#### What is needed
If a line in the listing contains "chevron", copy it out whole.
Segment Open
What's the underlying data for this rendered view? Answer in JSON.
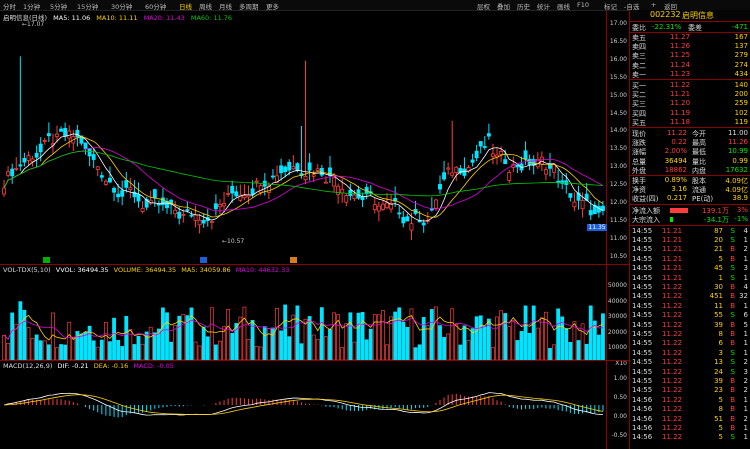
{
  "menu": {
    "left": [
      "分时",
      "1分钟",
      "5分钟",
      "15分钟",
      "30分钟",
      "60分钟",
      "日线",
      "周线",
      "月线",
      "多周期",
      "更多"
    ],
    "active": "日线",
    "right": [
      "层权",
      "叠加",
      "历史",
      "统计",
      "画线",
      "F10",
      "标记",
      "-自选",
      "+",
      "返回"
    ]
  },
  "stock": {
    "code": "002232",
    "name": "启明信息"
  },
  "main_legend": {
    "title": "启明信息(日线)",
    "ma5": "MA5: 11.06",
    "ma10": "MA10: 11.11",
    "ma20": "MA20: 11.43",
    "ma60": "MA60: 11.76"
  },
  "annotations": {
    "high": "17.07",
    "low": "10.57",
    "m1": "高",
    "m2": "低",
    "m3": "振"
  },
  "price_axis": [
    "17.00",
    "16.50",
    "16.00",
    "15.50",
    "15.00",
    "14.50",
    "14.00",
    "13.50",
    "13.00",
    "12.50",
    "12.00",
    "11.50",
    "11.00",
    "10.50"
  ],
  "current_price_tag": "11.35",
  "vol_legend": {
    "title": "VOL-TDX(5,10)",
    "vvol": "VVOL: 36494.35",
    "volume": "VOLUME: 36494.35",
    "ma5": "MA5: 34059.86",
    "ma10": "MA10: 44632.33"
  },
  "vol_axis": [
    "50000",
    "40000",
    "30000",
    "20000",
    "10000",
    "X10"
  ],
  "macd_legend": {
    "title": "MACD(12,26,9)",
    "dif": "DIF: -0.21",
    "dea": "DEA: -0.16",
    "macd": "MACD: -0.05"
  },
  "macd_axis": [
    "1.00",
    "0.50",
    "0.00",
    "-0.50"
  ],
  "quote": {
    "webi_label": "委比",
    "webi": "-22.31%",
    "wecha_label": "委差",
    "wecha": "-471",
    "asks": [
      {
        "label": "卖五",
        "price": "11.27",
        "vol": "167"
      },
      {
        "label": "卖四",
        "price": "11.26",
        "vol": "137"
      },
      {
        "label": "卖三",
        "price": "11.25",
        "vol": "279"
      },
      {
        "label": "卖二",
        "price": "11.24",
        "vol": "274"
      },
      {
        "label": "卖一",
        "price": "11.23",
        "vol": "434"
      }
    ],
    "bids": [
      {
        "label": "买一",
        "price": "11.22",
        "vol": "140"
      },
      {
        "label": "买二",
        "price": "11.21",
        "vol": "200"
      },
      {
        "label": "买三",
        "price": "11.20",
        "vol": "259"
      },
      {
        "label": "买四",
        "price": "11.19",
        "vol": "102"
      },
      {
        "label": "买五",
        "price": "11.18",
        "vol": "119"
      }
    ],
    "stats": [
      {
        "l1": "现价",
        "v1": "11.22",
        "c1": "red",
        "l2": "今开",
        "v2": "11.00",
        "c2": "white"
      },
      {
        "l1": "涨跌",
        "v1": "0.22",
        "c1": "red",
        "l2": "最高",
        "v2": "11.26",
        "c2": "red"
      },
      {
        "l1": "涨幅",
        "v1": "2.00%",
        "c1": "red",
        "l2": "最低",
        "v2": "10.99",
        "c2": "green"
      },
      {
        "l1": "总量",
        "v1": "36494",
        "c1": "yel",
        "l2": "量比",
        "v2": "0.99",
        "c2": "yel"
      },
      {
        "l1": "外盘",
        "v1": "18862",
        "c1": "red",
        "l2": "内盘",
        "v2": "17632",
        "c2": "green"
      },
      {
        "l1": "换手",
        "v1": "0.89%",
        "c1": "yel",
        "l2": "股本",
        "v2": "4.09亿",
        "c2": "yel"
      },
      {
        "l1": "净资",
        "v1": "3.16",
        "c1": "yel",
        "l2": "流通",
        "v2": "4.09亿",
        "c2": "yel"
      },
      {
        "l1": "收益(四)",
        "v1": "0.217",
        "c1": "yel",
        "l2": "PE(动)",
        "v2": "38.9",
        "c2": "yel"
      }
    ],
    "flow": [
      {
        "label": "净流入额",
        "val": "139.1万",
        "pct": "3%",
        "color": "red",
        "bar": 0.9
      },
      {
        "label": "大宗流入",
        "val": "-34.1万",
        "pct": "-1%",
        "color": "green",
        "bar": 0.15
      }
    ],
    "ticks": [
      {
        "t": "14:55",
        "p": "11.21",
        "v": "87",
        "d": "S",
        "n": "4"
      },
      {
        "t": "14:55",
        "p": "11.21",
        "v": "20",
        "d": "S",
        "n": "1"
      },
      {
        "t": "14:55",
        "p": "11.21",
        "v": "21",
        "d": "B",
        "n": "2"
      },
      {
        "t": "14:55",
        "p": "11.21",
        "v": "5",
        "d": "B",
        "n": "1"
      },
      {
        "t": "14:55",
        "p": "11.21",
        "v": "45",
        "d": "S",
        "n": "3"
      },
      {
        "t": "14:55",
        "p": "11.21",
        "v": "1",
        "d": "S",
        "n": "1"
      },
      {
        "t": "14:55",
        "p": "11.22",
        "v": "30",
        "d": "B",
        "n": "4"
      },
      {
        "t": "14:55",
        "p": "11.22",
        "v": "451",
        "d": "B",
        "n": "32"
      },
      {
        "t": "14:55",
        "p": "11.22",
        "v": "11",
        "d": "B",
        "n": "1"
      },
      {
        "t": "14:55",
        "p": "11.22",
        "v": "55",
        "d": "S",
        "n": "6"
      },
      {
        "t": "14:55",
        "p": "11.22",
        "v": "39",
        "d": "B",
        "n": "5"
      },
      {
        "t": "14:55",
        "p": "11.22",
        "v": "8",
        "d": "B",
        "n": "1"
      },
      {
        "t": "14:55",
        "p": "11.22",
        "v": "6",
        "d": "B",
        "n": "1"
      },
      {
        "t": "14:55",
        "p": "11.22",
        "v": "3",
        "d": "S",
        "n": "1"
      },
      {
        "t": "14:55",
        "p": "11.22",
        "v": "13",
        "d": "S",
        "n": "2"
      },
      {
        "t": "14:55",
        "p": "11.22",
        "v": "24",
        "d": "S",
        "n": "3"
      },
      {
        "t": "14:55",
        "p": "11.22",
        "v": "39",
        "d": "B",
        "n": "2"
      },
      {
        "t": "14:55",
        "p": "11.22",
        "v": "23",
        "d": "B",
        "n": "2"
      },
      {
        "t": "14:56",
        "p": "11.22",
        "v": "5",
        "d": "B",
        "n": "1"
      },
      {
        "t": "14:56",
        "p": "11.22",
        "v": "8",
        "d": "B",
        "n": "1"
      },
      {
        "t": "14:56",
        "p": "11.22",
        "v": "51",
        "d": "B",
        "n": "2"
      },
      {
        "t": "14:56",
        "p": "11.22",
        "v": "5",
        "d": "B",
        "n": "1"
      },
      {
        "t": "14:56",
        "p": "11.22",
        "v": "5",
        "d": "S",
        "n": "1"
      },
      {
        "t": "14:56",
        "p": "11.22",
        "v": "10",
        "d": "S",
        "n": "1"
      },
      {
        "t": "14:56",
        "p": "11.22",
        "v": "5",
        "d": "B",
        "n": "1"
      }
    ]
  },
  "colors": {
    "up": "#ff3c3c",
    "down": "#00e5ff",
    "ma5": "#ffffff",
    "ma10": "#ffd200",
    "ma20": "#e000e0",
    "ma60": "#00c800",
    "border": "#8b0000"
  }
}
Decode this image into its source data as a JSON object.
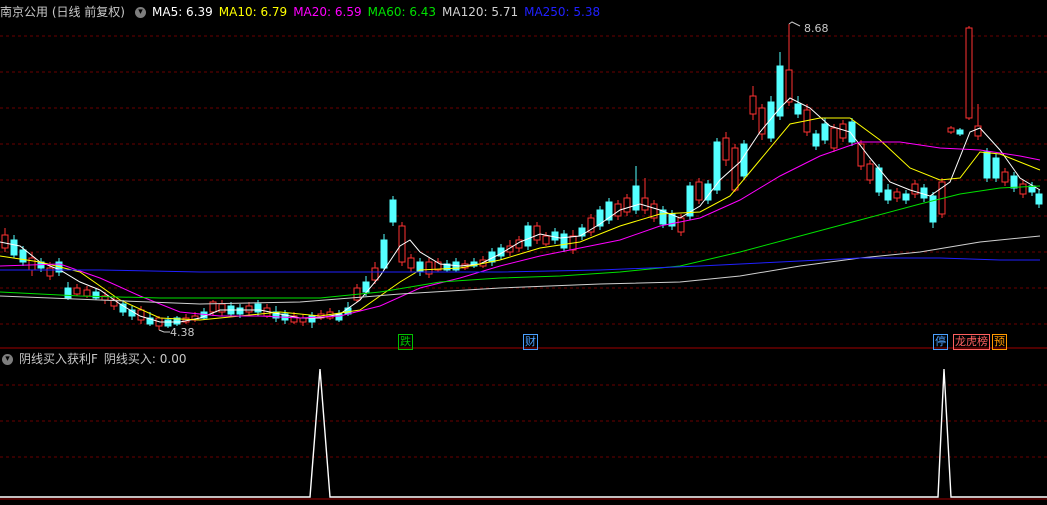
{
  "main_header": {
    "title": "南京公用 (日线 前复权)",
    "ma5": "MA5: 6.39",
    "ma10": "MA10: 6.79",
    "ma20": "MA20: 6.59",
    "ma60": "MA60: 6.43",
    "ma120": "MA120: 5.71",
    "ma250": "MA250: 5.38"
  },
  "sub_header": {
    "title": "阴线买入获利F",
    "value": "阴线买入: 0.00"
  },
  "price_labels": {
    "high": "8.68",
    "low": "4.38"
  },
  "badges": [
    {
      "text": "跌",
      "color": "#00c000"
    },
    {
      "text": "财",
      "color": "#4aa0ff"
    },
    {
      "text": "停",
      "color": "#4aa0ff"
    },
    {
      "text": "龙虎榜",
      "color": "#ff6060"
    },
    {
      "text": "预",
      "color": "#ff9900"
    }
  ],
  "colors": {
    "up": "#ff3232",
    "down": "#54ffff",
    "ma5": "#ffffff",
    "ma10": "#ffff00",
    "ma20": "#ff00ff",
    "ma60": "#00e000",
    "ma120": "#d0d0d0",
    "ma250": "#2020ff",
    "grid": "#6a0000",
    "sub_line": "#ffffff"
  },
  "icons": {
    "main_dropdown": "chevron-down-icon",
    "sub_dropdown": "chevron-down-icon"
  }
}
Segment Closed
#### Response to this task
    "main_dropdown": "chevron-down-icon",
    "sub_dropdown": "chevron-down-icon"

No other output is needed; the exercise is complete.